◆ Your assignment
Look through the material beneath and copy each line with the word "overview".

◆ Given records

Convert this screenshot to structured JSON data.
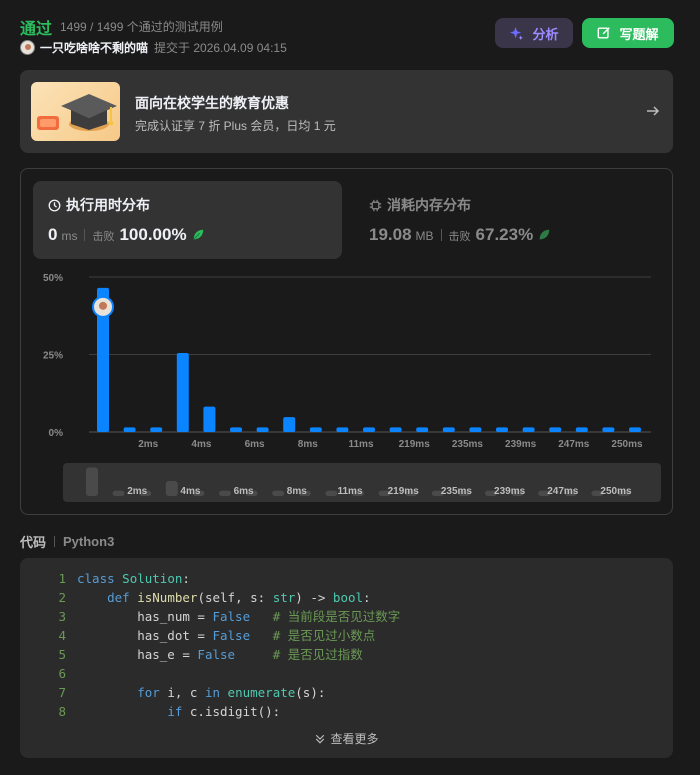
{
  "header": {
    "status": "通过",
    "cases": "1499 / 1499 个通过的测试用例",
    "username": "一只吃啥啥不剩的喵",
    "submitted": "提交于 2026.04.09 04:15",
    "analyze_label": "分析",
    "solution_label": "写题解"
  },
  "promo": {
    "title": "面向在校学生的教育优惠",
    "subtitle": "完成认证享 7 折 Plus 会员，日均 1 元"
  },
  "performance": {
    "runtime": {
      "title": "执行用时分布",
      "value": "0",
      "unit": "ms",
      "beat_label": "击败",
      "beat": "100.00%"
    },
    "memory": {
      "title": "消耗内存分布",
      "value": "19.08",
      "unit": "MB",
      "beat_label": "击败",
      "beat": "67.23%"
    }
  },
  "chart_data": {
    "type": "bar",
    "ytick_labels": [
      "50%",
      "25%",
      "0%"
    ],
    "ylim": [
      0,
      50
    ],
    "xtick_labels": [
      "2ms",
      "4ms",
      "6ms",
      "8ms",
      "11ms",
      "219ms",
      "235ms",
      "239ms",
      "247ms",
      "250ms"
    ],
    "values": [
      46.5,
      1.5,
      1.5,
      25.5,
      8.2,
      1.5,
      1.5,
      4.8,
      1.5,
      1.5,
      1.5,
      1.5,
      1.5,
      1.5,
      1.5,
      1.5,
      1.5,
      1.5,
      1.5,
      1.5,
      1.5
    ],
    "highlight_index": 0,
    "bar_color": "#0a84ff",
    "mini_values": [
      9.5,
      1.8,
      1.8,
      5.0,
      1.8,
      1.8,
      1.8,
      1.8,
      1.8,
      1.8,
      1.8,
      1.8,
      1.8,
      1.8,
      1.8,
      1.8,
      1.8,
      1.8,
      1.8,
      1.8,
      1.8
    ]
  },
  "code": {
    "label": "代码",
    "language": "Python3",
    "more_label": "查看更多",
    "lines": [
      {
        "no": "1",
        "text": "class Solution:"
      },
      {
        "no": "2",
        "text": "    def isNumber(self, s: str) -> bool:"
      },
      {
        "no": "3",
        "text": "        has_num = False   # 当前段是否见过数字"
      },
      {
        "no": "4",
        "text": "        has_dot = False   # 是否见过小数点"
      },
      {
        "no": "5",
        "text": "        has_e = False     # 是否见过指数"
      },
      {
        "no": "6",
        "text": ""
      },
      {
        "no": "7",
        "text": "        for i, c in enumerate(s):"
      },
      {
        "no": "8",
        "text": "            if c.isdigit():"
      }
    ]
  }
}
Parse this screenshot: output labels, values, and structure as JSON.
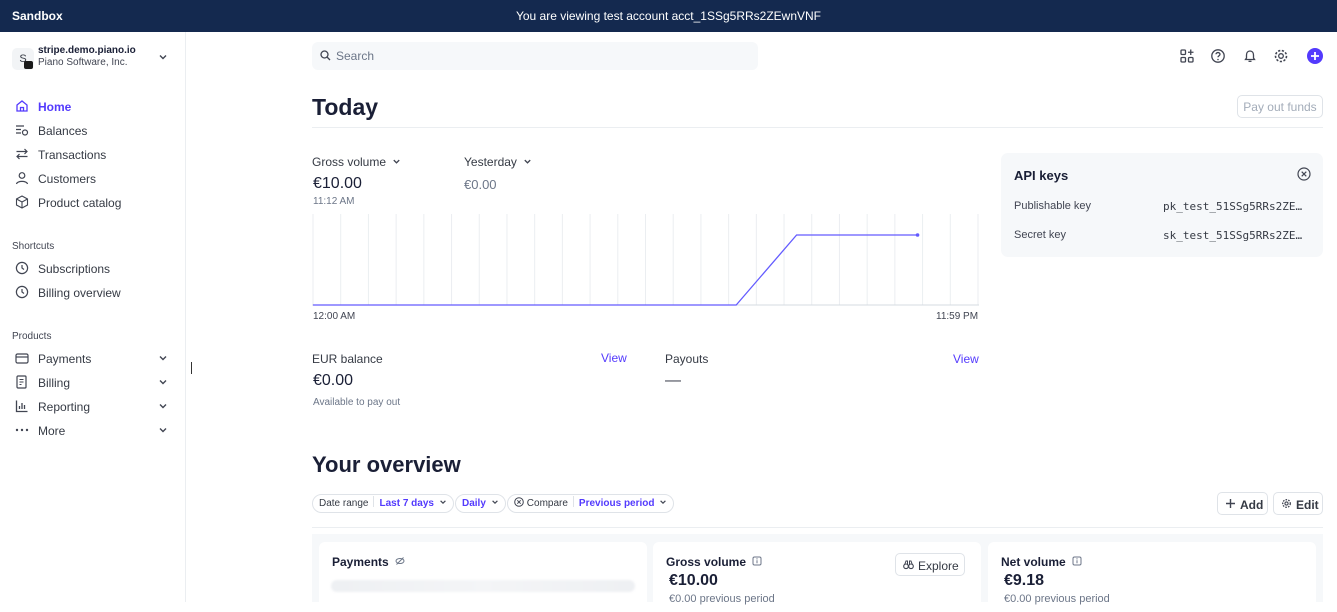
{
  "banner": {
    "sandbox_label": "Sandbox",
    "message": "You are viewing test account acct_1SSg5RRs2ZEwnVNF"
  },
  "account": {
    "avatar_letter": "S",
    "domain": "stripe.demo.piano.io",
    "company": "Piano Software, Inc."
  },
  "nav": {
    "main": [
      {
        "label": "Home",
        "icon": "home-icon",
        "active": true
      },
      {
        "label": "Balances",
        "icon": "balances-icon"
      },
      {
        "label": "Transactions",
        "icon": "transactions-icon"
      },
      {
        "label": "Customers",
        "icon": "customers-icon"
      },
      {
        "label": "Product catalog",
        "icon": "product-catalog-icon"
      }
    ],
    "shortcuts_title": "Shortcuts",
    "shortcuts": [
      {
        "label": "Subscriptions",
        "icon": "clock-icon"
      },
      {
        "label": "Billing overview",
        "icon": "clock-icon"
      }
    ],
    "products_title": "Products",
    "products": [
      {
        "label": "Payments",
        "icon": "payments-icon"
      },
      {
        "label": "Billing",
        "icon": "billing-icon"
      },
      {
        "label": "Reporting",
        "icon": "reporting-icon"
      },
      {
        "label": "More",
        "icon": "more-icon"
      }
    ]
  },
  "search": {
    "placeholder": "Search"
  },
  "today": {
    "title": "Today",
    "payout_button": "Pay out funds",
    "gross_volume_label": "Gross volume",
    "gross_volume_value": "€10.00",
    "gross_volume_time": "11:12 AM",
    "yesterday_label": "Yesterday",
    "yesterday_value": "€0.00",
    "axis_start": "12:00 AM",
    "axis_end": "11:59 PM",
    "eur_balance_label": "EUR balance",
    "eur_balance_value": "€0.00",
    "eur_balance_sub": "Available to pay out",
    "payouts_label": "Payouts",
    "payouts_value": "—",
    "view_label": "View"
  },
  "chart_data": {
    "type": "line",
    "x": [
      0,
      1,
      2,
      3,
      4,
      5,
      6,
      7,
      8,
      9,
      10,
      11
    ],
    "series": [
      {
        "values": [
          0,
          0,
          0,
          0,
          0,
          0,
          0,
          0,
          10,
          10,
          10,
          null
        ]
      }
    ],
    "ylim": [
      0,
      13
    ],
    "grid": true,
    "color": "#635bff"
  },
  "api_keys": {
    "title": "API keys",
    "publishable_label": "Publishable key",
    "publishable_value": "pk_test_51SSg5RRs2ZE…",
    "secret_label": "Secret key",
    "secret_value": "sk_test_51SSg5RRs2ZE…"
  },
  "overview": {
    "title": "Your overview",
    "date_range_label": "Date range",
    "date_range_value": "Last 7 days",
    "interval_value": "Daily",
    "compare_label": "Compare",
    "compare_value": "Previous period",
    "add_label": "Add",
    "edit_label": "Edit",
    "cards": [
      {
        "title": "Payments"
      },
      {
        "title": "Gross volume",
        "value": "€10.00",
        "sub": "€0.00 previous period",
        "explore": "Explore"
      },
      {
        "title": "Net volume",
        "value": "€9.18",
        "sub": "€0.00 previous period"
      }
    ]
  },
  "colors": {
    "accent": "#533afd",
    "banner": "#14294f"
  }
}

◆ Finished exercise
        "label": "Billing overview",
  "overview": {
    "title": "Your overview",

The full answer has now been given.